Task statement
Starting at the first entry below, repeat all the data word for word and drop the pictures.

*** The data ***

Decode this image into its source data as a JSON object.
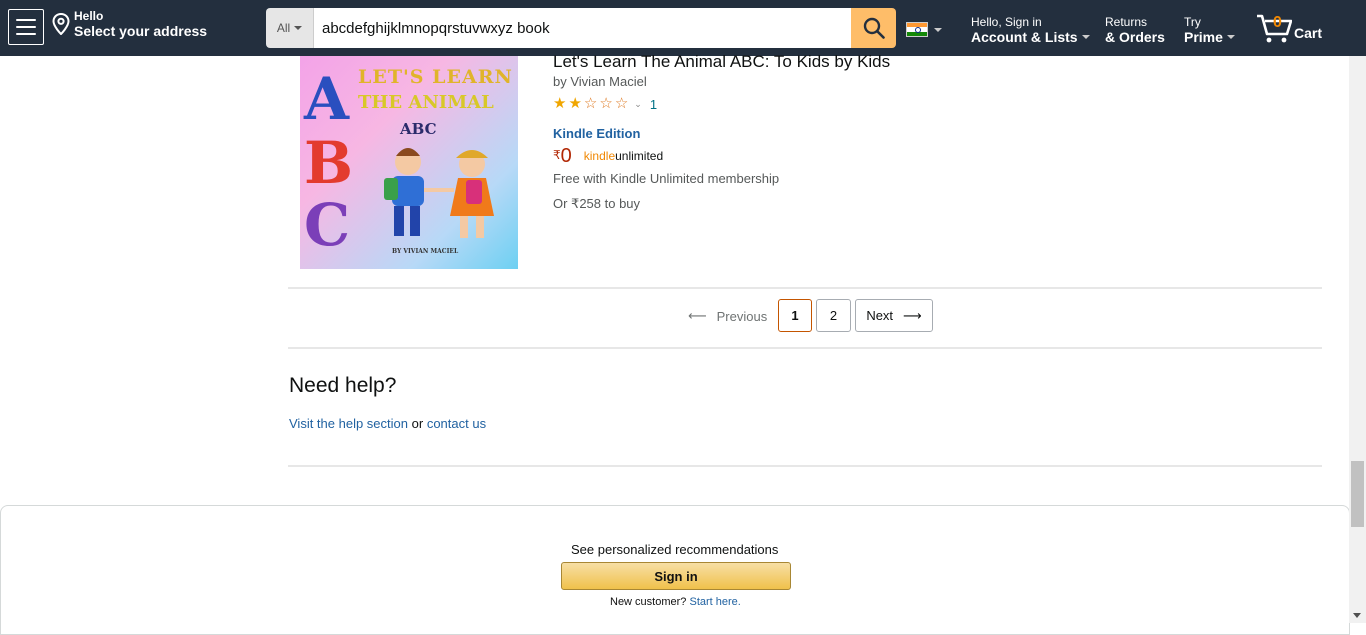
{
  "nav": {
    "location_hello": "Hello",
    "location_select": "Select your address",
    "search_category": "All",
    "search_value": "abcdefghijklmnopqrstuvwxyz book",
    "account_small": "Hello, Sign in",
    "account_big": "Account & Lists",
    "returns_small": "Returns",
    "returns_big": "& Orders",
    "prime_small": "Try",
    "prime_big": "Prime",
    "cart_count": "0",
    "cart_label": "Cart"
  },
  "product": {
    "cover": {
      "line1": "LET'S LEARN",
      "line2": "THE ANIMAL",
      "line3": "ABC",
      "letter_a": "A",
      "letter_b": "B",
      "letter_c": "C",
      "credit": "BY VIVIAN MACIEL"
    },
    "title": "Let's Learn The Animal ABC: To Kids by Kids",
    "author_prefix": "by",
    "author": "Vivian Maciel",
    "rating_count": "1",
    "rating_value": 2,
    "format": "Kindle Edition",
    "price_symbol": "₹",
    "price_whole": "0",
    "ku_kindle": "kindle",
    "ku_unlimited": "unlimited",
    "free_text": "Free with Kindle Unlimited membership",
    "or_buy": "Or ₹258 to buy"
  },
  "pagination": {
    "previous": "Previous",
    "pages": [
      "1",
      "2"
    ],
    "next": "Next"
  },
  "help": {
    "heading": "Need help?",
    "visit": "Visit the help section",
    "or": "or",
    "contact": "contact us"
  },
  "recommendations": {
    "see": "See personalized recommendations",
    "signin": "Sign in",
    "new_customer": "New customer?",
    "start_here": "Start here."
  }
}
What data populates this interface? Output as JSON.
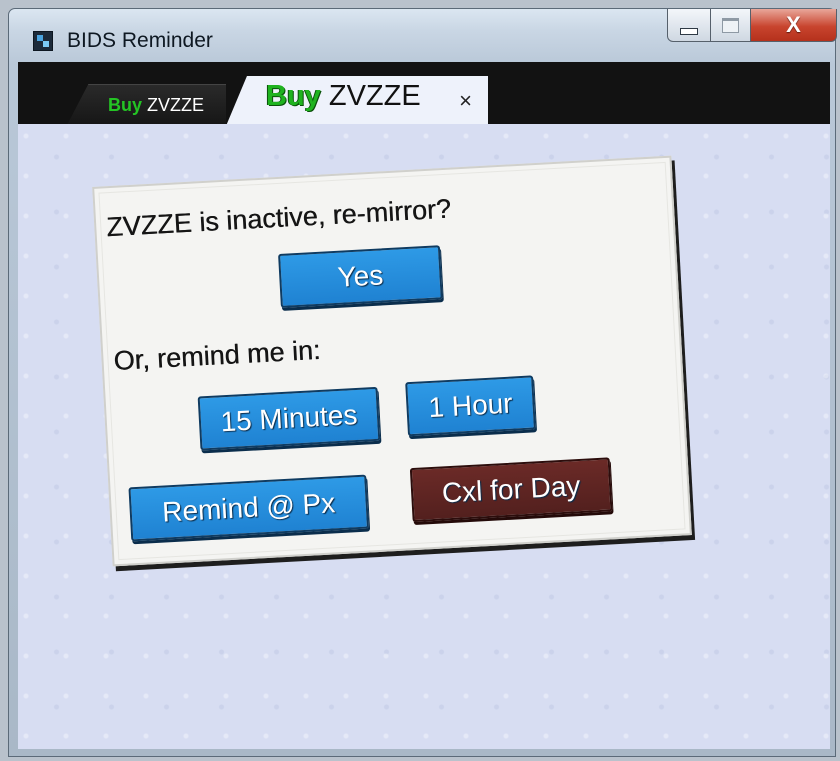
{
  "window": {
    "title": "BIDS Reminder",
    "close_glyph": "X"
  },
  "tabs": {
    "inactive": {
      "buy": "Buy",
      "symbol": "ZVZZE"
    },
    "active": {
      "buy": "Buy",
      "symbol": "ZVZZE",
      "close": "×"
    }
  },
  "dialog": {
    "prompt": "ZVZZE is inactive, re-mirror?",
    "yes_label": "Yes",
    "remind_prompt": "Or, remind me in:",
    "btn_15": "15 Minutes",
    "btn_1h": "1 Hour",
    "btn_remind_px": "Remind @ Px",
    "btn_cxl": "Cxl for Day"
  },
  "colors": {
    "button_blue": "#2596e3",
    "button_dark_red": "#5f2522",
    "buy_green": "#1fb31f",
    "content_bg": "#d7ddf2"
  },
  "icons": [
    "app-icon",
    "minimize-icon",
    "maximize-icon",
    "close-icon",
    "tab-close-icon"
  ]
}
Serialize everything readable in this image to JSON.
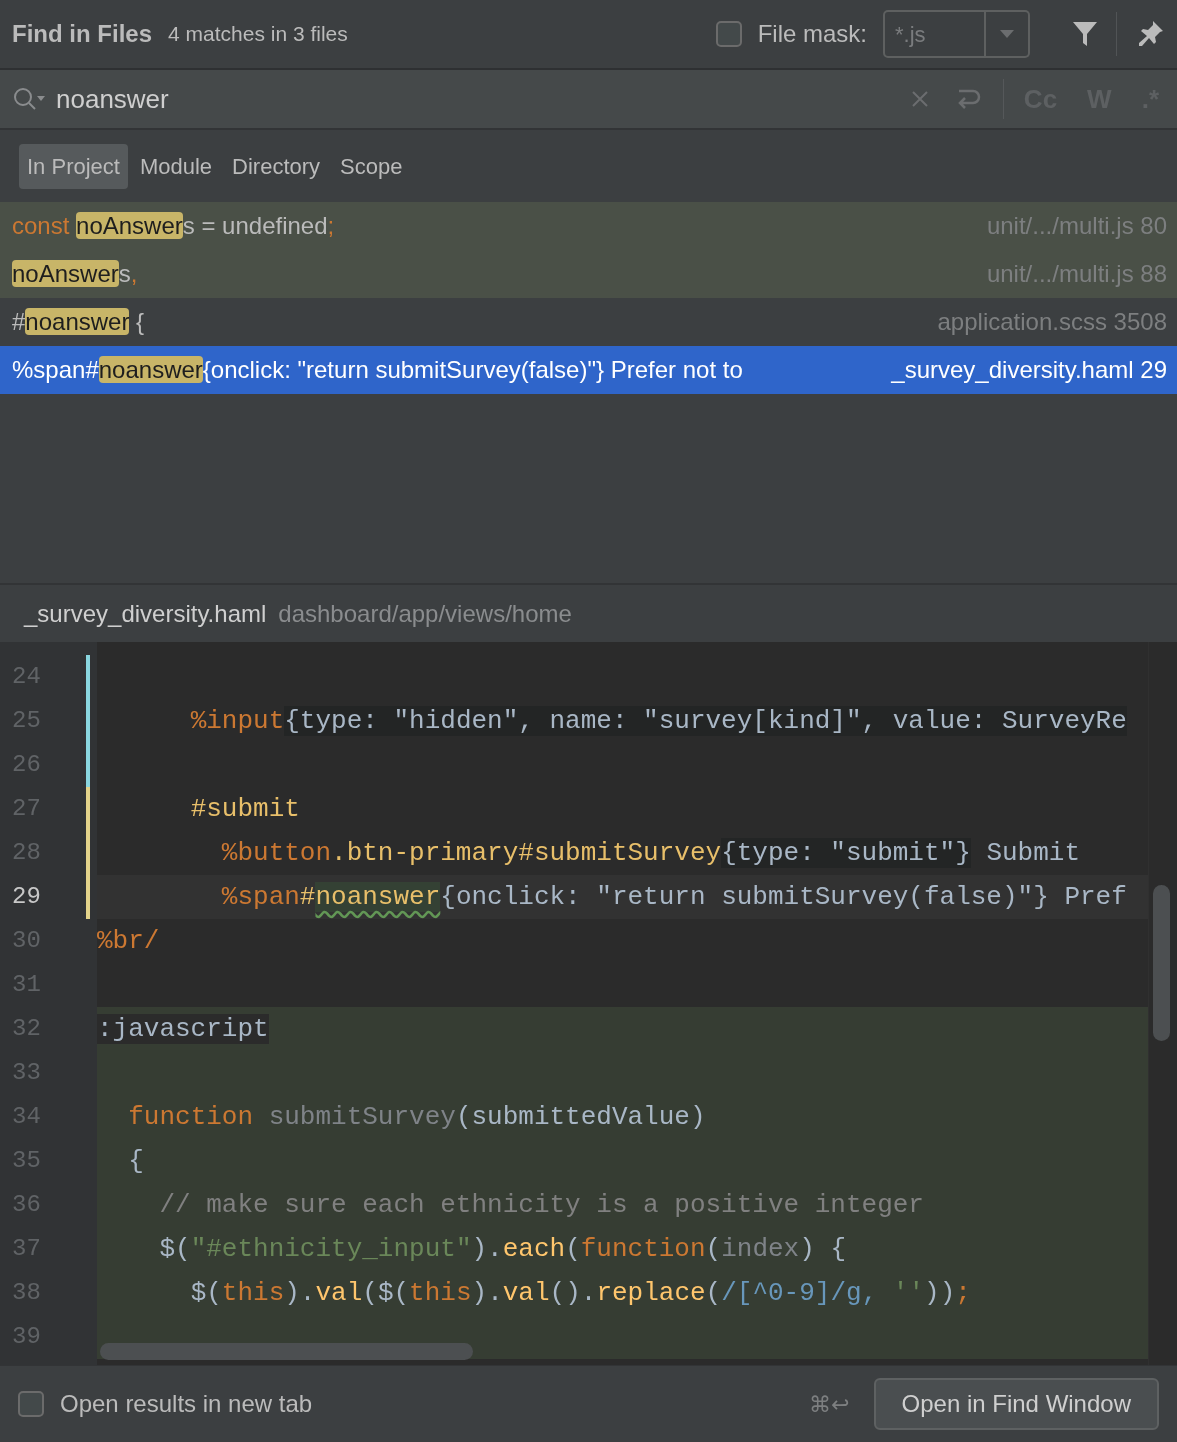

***

Output for this task
Decode this image into its source data as a JSON object.
{
  "nav": {
    "location_hello": "Hello",
    "location_select": "Select your address",
    "search_category": "All",
    "search_value": "abcdefghijklmnopqrstuvwxyz book",
    "account_small": "Hello, Sign in",
    "account_big": "Account & Lists",
    "returns_small": "Returns",
    "returns_big": "& Orders",
    "prime_small": "Try",
    "prime_big": "Prime",
    "cart_count": "0",
    "cart_label": "Cart"
  },
  "product": {
    "cover": {
      "line1": "LET'S LEARN",
      "line2": "THE ANIMAL",
      "line3": "ABC",
      "letter_a": "A",
      "letter_b": "B",
      "letter_c": "C",
      "credit": "BY VIVIAN MACIEL"
    },
    "title": "Let's Learn The Animal ABC: To Kids by Kids",
    "author_prefix": "by",
    "author": "Vivian Maciel",
    "rating_count": "1",
    "rating_value": 2,
    "format": "Kindle Edition",
    "price_symbol": "₹",
    "price_whole": "0",
    "ku_kindle": "kindle",
    "ku_unlimited": "unlimited",
    "free_text": "Free with Kindle Unlimited membership",
    "or_buy": "Or ₹258 to buy"
  },
  "pagination": {
    "previous": "Previous",
    "pages": [
      "1",
      "2"
    ],
    "next": "Next"
  },
  "help": {
    "heading": "Need help?",
    "visit": "Visit the help section",
    "or": "or",
    "contact": "contact us"
  },
  "recommendations": {
    "see": "See personalized recommendations",
    "signin": "Sign in",
    "new_customer": "New customer?",
    "start_here": "Start here."
  }
}
What data populates this interface? Output as JSON.
{
  "window": {
    "title": "BIDS Reminder",
    "close_glyph": "X"
  },
  "tabs": {
    "inactive": {
      "buy": "Buy",
      "symbol": "ZVZZE"
    },
    "active": {
      "buy": "Buy",
      "symbol": "ZVZZE",
      "close": "×"
    }
  },
  "dialog": {
    "prompt": "ZVZZE is inactive, re-mirror?",
    "yes_label": "Yes",
    "remind_prompt": "Or, remind me in:",
    "btn_15": "15 Minutes",
    "btn_1h": "1 Hour",
    "btn_remind_px": "Remind @ Px",
    "btn_cxl": "Cxl for Day"
  },
  "colors": {
    "button_blue": "#2596e3",
    "button_dark_red": "#5f2522",
    "buy_green": "#1fb31f",
    "content_bg": "#d7ddf2"
  },
  "icons": [
    "app-icon",
    "minimize-icon",
    "maximize-icon",
    "close-icon",
    "tab-close-icon"
  ]
}
Serialize everything readable in this image to JSON.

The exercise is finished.